Perhaps it is this which makes this part of the country a holiday destination for the more discriminating. Whatever you might read in the New Statesman, the northern shoreline of Norfolk, for example, is not thronged with the brain- dead. Here are middle-aged couples with floppy hats, binoculars and neat white socks - people so polite that, even when calling the dog, they remember to say "Please". Families sit on shingle beaches in contented boredom, staring out over the grey sea, throwing stones. In pubs, teenagers who have been coming here for years with their parents gather to gossip and flirt, chattering like swallows on telegraph wires, preparing to fly south.

For fear of mixing with the brain-dead and their offspring, the Heffers probably avoided Cromer, where this year the end-of-the-pier show is gloriously celebrating its 21st anniversary. Hosted by a double act superior to Morecambe and Wise, the Seaside Special '98 has a fine traditional line-up - a rubber- faced young comedian, a square-jawed crooner, a keyboards-and-drum combo bravely impersonating an orchestra, and a chorus line of four girls, spilling heartbreakingly out of their costumes, dancing and smiling, their eyes fixed with defiant optimism on some distant spot at the back of the theatre.

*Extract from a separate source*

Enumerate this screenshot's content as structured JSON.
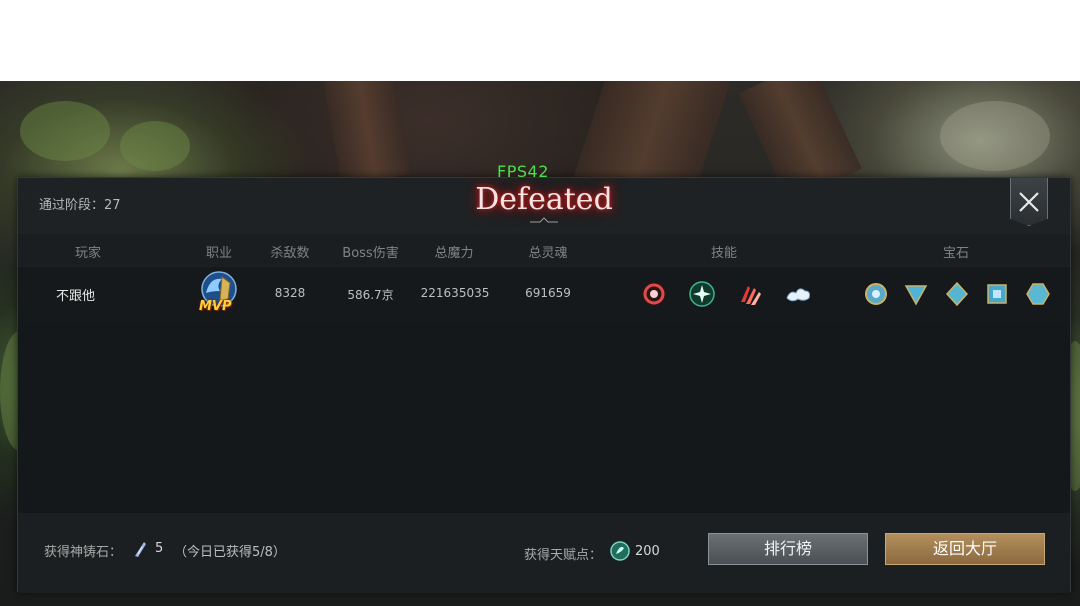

Laughter and sadness, summer giving way to autumn: this true East Anglian moment is caught, better than by any jaded diarist, in Sue Roe's poem "Femme at the end of the pier at Cromer" from her recently published collection The Spitfire Factory (Dale House Press). "Whelks in the sea at Cromer whelp/when the girls come on in shimmering heels/ Cromer rocks when Femme makes her curtsey/ it thunders applause from end to end/ wanting an encore, wanting more."